collaborate, or learn with their peers (Weiss et al., 1994; NRC, 1999a; NCES, 2000c).
Calls for improvements in professional development have increased dramatically over the last decade (Wilson and Berne, 1999; Loucks-Horsley and Matsumoto, 1999) and numerous publications have advanced principles or “beliefs” to guide the design of professional development (e.g., Little, 1993; Ball, 1996; Black and Atkin, 1996; Loucks-Horsley, Hewson, Love, and Stiles, 1998). The literature documents a growing consensus that professional development designs should incorporate teachers’ prior experiences, active engagement, learning over time, close linkages to the school workplace, practicing and applying what is learned, and opportunities for follow-up with colleagues (Wilson and Berne, 1999); and there is an emerging consensus about the kinds of environments that facilitate teachers’ learning (NRC, 1999c).
At the same time, Wilson and Berne (1999) point out that little is known about what teachers actually learn (or do not learn) from either traditional inservice work or more recent forms of professional development. While some studies show connections between professional development and increases in student learning (e.g., Cohen and Hill, 2000; Kennedy, 1998; Carpenter, Fennema, Peterson, Chiang, and Loef, 1989; Fennema, Franke, Carpenter, and Carey, 1993), much remains to be understood about the interrelationships among professional development, teacher learning, knowledge of subject matter, pedagogy, and student learning.
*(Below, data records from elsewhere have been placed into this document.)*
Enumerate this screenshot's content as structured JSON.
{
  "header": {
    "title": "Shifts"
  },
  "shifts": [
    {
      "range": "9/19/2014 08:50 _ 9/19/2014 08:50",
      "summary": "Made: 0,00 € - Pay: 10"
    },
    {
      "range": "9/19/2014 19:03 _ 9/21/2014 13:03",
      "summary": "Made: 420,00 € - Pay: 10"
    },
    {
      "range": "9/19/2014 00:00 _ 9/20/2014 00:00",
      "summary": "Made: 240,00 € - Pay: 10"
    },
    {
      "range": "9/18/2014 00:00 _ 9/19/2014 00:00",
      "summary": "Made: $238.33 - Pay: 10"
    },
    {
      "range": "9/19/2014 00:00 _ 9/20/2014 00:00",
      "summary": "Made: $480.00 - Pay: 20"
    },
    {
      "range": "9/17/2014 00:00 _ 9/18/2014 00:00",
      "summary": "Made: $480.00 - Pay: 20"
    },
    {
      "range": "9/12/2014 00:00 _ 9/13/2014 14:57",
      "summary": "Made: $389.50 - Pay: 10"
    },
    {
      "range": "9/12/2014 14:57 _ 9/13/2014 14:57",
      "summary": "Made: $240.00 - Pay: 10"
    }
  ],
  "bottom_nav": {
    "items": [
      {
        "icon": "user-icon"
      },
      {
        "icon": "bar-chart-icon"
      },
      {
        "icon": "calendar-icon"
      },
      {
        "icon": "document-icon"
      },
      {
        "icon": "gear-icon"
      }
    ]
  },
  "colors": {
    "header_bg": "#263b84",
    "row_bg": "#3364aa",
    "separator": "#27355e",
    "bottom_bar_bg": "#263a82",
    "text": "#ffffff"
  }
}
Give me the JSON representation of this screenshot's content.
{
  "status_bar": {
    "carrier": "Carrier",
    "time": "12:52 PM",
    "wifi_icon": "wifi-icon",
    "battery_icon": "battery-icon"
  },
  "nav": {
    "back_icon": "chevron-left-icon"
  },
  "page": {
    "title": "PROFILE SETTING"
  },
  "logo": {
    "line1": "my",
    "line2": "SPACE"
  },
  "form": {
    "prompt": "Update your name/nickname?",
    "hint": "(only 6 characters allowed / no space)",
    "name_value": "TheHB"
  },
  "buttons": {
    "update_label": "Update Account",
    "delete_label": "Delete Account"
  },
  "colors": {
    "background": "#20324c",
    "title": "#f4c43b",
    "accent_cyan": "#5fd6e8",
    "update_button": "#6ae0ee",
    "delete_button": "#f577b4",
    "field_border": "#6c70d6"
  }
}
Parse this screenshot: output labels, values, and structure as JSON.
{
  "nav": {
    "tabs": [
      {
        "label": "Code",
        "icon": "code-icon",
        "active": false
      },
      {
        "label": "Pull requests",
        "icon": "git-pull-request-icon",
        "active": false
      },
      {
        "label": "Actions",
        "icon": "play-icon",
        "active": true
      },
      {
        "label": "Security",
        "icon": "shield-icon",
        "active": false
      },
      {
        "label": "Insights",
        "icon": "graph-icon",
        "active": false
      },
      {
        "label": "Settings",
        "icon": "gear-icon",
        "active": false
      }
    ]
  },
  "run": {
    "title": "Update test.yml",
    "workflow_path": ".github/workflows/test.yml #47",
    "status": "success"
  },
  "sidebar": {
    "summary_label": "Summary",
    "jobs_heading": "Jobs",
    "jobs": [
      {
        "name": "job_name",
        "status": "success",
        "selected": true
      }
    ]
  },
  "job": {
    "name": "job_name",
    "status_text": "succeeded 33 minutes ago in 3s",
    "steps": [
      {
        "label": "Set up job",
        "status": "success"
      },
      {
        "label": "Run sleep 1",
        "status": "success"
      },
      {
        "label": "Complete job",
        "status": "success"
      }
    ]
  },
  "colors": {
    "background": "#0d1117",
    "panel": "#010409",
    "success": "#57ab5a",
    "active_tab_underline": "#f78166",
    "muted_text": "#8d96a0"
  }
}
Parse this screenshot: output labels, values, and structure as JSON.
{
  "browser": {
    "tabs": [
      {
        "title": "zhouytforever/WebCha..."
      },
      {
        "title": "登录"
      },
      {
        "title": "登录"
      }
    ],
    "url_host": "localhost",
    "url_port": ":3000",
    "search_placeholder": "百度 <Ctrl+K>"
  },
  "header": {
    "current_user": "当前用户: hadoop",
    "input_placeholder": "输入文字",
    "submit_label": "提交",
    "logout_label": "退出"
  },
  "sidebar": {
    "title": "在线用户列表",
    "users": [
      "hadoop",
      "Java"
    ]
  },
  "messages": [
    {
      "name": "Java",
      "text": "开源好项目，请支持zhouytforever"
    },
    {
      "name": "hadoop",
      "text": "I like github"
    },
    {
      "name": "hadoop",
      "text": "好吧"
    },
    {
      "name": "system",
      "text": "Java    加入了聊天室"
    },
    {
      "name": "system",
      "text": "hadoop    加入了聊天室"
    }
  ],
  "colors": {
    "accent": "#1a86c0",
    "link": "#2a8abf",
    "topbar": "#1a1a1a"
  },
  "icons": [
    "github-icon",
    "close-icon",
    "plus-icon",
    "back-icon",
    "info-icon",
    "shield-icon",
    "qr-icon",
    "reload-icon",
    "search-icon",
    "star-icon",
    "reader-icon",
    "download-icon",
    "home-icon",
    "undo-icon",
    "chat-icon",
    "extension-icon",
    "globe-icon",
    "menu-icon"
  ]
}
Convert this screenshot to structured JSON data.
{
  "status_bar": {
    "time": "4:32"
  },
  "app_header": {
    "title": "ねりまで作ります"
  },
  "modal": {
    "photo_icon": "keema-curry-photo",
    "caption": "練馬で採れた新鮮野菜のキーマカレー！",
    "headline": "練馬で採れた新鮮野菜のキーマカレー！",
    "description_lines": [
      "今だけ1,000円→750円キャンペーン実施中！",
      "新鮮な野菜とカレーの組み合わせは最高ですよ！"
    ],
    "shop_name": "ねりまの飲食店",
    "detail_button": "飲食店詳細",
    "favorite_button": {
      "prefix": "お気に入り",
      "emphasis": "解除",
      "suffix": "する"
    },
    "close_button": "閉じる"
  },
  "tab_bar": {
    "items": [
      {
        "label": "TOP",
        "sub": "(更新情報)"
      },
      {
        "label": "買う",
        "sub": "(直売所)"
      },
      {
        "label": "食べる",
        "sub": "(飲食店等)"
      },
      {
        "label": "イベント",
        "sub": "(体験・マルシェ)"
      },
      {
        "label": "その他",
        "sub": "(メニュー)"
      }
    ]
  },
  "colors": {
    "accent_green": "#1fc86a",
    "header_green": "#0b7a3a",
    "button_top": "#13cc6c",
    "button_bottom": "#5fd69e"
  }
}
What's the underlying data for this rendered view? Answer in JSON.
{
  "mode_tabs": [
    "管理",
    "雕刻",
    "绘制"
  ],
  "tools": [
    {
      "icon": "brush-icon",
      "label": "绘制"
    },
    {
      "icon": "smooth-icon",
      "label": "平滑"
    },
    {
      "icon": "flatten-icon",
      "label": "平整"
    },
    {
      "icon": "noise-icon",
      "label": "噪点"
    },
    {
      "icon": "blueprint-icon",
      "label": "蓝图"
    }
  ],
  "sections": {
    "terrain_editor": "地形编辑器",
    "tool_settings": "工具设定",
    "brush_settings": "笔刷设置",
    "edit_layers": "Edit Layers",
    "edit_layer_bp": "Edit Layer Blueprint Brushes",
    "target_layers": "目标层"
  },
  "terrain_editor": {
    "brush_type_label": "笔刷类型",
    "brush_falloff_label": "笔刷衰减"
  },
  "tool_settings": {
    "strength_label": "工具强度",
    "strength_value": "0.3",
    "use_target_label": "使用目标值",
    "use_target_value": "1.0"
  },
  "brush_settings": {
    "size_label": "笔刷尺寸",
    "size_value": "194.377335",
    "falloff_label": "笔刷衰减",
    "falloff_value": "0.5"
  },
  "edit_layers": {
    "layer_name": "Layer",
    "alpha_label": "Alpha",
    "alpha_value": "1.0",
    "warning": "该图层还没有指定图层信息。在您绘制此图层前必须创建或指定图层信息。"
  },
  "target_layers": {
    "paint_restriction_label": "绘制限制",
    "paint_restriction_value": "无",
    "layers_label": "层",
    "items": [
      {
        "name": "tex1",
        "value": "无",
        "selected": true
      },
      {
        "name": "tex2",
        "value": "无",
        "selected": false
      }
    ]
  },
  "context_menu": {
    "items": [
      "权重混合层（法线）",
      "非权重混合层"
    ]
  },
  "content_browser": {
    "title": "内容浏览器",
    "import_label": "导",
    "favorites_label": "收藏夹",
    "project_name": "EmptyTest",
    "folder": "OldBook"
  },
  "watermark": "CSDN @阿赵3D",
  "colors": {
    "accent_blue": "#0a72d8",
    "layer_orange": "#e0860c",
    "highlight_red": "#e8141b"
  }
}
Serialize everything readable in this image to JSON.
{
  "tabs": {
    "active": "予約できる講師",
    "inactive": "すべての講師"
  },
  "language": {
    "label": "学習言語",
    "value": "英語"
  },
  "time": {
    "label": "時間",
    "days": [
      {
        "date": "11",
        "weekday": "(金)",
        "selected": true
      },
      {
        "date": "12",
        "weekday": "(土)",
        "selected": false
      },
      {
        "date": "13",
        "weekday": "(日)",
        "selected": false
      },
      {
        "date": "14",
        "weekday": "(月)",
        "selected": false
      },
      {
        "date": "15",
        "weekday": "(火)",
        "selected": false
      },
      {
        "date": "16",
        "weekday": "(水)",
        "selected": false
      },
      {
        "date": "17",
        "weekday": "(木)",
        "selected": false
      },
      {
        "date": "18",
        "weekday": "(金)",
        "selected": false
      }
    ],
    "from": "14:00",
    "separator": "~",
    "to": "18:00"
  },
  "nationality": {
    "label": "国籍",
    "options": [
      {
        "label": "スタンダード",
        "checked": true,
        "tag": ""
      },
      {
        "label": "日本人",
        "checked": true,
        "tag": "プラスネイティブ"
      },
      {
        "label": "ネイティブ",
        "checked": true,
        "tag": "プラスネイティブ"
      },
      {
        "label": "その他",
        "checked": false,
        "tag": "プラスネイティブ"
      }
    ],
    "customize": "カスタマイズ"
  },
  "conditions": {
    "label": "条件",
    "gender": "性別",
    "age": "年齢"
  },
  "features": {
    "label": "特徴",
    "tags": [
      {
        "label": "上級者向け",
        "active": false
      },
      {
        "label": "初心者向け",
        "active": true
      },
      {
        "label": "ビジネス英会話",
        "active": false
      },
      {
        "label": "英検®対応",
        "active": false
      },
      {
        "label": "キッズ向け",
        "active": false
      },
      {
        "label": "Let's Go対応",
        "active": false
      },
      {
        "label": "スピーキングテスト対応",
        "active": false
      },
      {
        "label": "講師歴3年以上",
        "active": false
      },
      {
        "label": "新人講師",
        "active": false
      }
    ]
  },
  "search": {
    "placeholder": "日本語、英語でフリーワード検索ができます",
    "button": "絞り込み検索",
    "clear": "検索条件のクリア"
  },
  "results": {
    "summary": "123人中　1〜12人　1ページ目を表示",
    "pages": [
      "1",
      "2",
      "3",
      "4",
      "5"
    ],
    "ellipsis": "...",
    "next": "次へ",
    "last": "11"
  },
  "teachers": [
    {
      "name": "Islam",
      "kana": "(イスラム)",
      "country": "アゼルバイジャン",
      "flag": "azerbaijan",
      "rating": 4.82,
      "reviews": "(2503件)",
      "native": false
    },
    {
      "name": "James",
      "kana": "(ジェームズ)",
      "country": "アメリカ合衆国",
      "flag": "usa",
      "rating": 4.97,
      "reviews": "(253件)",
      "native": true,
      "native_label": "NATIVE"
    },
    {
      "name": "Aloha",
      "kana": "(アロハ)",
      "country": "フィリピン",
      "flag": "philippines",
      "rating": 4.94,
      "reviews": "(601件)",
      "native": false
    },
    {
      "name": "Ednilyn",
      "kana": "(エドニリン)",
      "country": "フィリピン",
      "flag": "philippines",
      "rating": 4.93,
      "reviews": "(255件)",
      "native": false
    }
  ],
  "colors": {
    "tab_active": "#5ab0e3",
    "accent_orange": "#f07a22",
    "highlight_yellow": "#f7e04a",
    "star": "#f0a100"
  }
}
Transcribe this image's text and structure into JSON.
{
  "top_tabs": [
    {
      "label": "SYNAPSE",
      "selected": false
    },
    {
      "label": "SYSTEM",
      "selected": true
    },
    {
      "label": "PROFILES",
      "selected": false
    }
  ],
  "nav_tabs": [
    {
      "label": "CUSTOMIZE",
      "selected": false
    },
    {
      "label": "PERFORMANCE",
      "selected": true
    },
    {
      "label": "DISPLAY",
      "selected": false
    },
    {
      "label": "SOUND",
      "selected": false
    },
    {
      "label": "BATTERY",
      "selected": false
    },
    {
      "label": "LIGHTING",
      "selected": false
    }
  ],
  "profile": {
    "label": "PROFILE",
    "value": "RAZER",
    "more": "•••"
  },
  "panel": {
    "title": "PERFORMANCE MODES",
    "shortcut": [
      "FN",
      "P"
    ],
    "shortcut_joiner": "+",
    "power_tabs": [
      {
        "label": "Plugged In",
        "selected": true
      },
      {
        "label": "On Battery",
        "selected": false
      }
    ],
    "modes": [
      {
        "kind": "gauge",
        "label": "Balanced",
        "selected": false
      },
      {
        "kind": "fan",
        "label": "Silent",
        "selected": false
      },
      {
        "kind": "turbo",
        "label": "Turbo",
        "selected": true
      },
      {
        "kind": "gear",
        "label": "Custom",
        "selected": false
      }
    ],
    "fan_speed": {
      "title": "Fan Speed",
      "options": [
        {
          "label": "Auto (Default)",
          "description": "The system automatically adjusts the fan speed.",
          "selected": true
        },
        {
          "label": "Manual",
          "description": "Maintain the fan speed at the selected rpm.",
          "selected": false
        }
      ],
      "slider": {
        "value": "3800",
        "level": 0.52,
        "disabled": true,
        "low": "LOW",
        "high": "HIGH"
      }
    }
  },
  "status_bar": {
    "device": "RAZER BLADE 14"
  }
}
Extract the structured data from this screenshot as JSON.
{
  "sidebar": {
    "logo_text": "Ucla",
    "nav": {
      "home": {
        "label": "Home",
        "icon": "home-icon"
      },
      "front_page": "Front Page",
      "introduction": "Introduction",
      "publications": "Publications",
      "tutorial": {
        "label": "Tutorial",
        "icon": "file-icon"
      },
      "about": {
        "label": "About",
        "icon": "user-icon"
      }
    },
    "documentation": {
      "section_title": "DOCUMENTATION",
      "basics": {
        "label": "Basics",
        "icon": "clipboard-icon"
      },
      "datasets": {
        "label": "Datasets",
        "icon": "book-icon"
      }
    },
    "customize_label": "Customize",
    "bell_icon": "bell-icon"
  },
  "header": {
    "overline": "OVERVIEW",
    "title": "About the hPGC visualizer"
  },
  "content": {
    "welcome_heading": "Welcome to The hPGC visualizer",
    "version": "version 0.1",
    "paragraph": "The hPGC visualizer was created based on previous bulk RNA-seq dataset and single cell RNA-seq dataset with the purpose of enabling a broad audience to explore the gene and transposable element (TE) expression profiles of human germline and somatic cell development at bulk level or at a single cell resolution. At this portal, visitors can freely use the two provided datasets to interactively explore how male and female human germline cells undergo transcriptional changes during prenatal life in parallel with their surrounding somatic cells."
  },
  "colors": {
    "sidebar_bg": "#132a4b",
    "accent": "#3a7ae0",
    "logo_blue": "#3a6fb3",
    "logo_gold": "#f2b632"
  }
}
If nationally developed standards are influencing the preparation of new teachers, there would be increased alignment of policies and practice with the standards. States, districts, and postsecondary institutions would create systems that enable prospective teachers to gain the knowledge and skills needed to help students meet standards-based learning goals. In particular, analysis of teacher-